> **Description of the task**
Type the records that follow again exactly as written, but drop the pictures.

- - - - - - -

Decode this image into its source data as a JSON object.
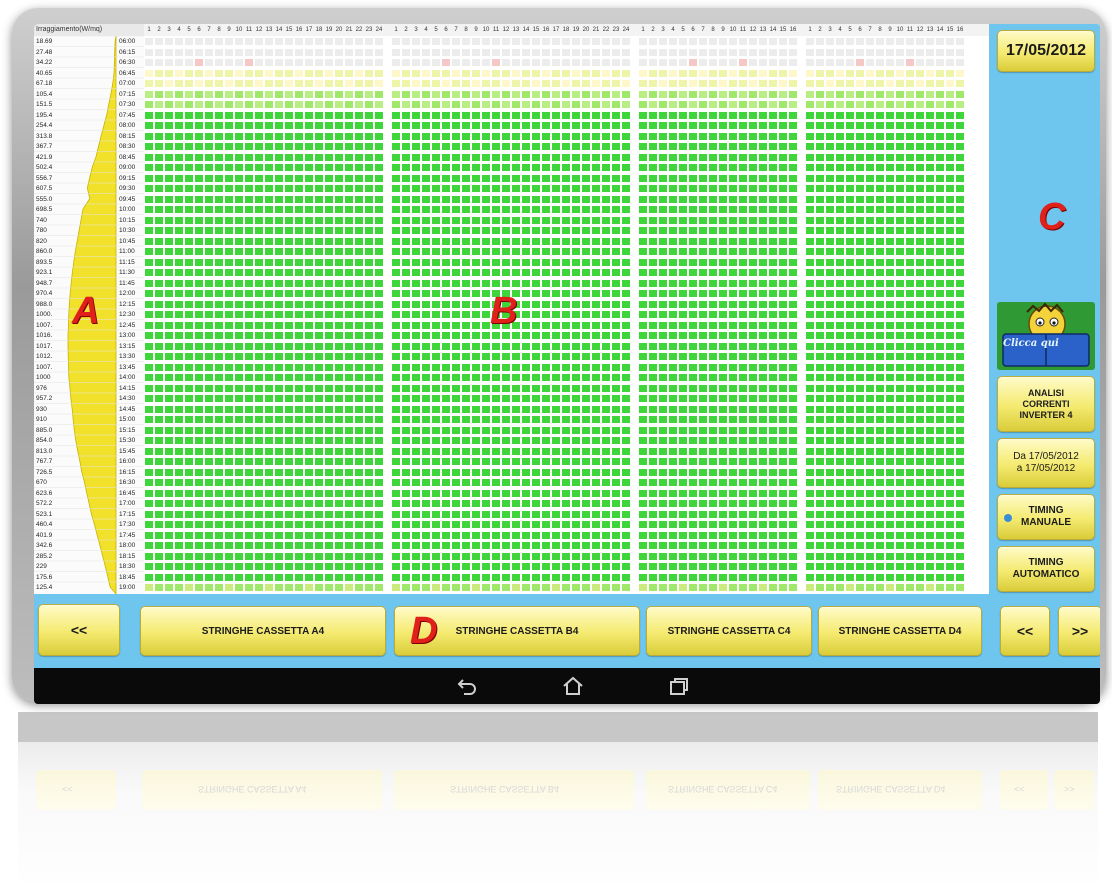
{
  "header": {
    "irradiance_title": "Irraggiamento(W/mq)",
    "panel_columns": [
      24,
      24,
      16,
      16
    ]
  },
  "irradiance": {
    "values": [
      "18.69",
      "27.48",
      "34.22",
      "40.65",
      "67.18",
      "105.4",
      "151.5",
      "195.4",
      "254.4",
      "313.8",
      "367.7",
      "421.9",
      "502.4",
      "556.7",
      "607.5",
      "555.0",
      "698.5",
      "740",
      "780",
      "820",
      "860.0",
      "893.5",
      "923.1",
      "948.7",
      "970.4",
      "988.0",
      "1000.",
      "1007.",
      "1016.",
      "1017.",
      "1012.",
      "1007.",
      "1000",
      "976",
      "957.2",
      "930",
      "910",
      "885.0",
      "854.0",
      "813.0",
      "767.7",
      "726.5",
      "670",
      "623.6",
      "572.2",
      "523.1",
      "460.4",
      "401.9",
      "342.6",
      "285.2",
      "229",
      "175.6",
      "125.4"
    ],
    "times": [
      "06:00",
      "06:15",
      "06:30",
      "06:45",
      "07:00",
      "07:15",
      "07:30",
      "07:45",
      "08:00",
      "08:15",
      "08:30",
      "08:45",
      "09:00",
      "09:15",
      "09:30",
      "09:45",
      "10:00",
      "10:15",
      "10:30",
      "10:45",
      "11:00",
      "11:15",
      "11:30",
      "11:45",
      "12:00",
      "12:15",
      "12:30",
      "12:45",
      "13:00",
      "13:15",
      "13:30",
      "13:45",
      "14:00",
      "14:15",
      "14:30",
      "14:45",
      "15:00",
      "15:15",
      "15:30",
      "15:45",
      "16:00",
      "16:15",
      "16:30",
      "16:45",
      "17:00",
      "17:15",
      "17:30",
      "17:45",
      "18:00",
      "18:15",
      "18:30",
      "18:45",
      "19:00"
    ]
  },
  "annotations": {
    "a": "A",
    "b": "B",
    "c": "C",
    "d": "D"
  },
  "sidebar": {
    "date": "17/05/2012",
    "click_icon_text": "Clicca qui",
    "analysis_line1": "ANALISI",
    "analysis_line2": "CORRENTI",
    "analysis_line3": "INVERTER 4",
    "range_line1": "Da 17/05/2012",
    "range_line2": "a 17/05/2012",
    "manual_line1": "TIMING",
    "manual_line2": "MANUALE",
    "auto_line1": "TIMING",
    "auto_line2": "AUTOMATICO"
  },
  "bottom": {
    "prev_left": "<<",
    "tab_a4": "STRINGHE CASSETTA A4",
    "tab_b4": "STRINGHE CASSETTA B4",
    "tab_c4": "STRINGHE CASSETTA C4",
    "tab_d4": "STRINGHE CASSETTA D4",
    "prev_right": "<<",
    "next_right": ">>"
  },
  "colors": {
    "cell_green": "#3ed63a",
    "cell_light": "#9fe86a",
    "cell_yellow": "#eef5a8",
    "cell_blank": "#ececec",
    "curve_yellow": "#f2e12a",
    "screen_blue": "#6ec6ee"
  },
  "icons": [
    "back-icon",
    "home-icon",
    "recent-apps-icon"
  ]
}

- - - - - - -

> **Solution for this task**
Decode this image into its source data as a JSON object.
{
  "header": {
    "irradiance_title": "Irraggiamento(W/mq)",
    "panel_columns": [
      24,
      24,
      16,
      16
    ]
  },
  "irradiance": {
    "values": [
      "18.69",
      "27.48",
      "34.22",
      "40.65",
      "67.18",
      "105.4",
      "151.5",
      "195.4",
      "254.4",
      "313.8",
      "367.7",
      "421.9",
      "502.4",
      "556.7",
      "607.5",
      "555.0",
      "698.5",
      "740",
      "780",
      "820",
      "860.0",
      "893.5",
      "923.1",
      "948.7",
      "970.4",
      "988.0",
      "1000.",
      "1007.",
      "1016.",
      "1017.",
      "1012.",
      "1007.",
      "1000",
      "976",
      "957.2",
      "930",
      "910",
      "885.0",
      "854.0",
      "813.0",
      "767.7",
      "726.5",
      "670",
      "623.6",
      "572.2",
      "523.1",
      "460.4",
      "401.9",
      "342.6",
      "285.2",
      "229",
      "175.6",
      "125.4"
    ],
    "times": [
      "06:00",
      "06:15",
      "06:30",
      "06:45",
      "07:00",
      "07:15",
      "07:30",
      "07:45",
      "08:00",
      "08:15",
      "08:30",
      "08:45",
      "09:00",
      "09:15",
      "09:30",
      "09:45",
      "10:00",
      "10:15",
      "10:30",
      "10:45",
      "11:00",
      "11:15",
      "11:30",
      "11:45",
      "12:00",
      "12:15",
      "12:30",
      "12:45",
      "13:00",
      "13:15",
      "13:30",
      "13:45",
      "14:00",
      "14:15",
      "14:30",
      "14:45",
      "15:00",
      "15:15",
      "15:30",
      "15:45",
      "16:00",
      "16:15",
      "16:30",
      "16:45",
      "17:00",
      "17:15",
      "17:30",
      "17:45",
      "18:00",
      "18:15",
      "18:30",
      "18:45",
      "19:00"
    ]
  },
  "annotations": {
    "a": "A",
    "b": "B",
    "c": "C",
    "d": "D"
  },
  "sidebar": {
    "date": "17/05/2012",
    "click_icon_text": "Clicca qui",
    "analysis_line1": "ANALISI",
    "analysis_line2": "CORRENTI",
    "analysis_line3": "INVERTER 4",
    "range_line1": "Da 17/05/2012",
    "range_line2": "a 17/05/2012",
    "manual_line1": "TIMING",
    "manual_line2": "MANUALE",
    "auto_line1": "TIMING",
    "auto_line2": "AUTOMATICO"
  },
  "bottom": {
    "prev_left": "<<",
    "tab_a4": "STRINGHE CASSETTA A4",
    "tab_b4": "STRINGHE CASSETTA B4",
    "tab_c4": "STRINGHE CASSETTA C4",
    "tab_d4": "STRINGHE CASSETTA D4",
    "prev_right": "<<",
    "next_right": ">>"
  },
  "colors": {
    "cell_green": "#3ed63a",
    "cell_light": "#9fe86a",
    "cell_yellow": "#eef5a8",
    "cell_blank": "#ececec",
    "curve_yellow": "#f2e12a",
    "screen_blue": "#6ec6ee"
  },
  "icons": [
    "back-icon",
    "home-icon",
    "recent-apps-icon"
  ]
}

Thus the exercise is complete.